### Task to carry out:
Repeat everything in the listing below. Keep each line exact.

### Material for the task:
━━━━━━━━━━━━━━━━━━━━

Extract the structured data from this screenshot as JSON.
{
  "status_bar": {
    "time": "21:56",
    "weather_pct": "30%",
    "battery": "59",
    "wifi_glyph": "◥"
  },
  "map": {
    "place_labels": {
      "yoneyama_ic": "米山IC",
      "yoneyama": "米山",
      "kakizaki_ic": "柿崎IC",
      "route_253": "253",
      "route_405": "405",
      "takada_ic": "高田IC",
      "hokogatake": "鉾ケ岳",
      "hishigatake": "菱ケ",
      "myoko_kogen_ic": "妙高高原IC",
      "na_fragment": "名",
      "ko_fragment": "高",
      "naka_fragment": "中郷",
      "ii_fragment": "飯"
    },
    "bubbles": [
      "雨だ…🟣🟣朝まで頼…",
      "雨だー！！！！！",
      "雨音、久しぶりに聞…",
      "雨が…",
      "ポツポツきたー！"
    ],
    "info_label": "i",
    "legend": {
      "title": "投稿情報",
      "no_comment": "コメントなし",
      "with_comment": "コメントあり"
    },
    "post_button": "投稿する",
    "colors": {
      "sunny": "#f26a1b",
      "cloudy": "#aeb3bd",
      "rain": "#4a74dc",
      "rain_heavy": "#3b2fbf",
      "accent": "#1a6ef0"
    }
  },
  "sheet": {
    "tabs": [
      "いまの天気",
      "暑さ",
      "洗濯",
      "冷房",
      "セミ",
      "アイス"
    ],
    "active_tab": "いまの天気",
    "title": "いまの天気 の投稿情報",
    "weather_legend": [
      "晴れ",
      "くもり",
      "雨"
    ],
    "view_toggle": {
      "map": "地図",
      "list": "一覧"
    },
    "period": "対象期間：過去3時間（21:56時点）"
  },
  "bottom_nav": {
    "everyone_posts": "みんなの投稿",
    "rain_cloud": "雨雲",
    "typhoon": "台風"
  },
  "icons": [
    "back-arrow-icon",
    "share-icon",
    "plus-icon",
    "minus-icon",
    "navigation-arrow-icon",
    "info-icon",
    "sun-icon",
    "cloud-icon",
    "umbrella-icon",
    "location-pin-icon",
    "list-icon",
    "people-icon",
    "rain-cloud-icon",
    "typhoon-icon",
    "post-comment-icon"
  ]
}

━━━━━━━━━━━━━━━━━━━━

### Solution for this exercise:
Extract the structured data from this screenshot as JSON.
{
  "status_bar": {
    "time": "21:56",
    "weather_pct": "30%",
    "battery": "59",
    "wifi_glyph": "◥"
  },
  "map": {
    "place_labels": {
      "yoneyama_ic": "米山IC",
      "yoneyama": "米山",
      "kakizaki_ic": "柿崎IC",
      "route_253": "253",
      "route_405": "405",
      "takada_ic": "高田IC",
      "hokogatake": "鉾ケ岳",
      "hishigatake": "菱ケ",
      "myoko_kogen_ic": "妙高高原IC",
      "na_fragment": "名",
      "ko_fragment": "高",
      "naka_fragment": "中郷",
      "ii_fragment": "飯"
    },
    "bubbles": [
      "雨だ…🟣🟣朝まで頼…",
      "雨だー！！！！！",
      "雨音、久しぶりに聞…",
      "雨が…",
      "ポツポツきたー！"
    ],
    "info_label": "i",
    "legend": {
      "title": "投稿情報",
      "no_comment": "コメントなし",
      "with_comment": "コメントあり"
    },
    "post_button": "投稿する",
    "colors": {
      "sunny": "#f26a1b",
      "cloudy": "#aeb3bd",
      "rain": "#4a74dc",
      "rain_heavy": "#3b2fbf",
      "accent": "#1a6ef0"
    }
  },
  "sheet": {
    "tabs": [
      "いまの天気",
      "暑さ",
      "洗濯",
      "冷房",
      "セミ",
      "アイス"
    ],
    "active_tab": "いまの天気",
    "title": "いまの天気 の投稿情報",
    "weather_legend": [
      "晴れ",
      "くもり",
      "雨"
    ],
    "view_toggle": {
      "map": "地図",
      "list": "一覧"
    },
    "period": "対象期間：過去3時間（21:56時点）"
  },
  "bottom_nav": {
    "everyone_posts": "みんなの投稿",
    "rain_cloud": "雨雲",
    "typhoon": "台風"
  },
  "icons": [
    "back-arrow-icon",
    "share-icon",
    "plus-icon",
    "minus-icon",
    "navigation-arrow-icon",
    "info-icon",
    "sun-icon",
    "cloud-icon",
    "umbrella-icon",
    "location-pin-icon",
    "list-icon",
    "people-icon",
    "rain-cloud-icon",
    "typhoon-icon",
    "post-comment-icon"
  ]
}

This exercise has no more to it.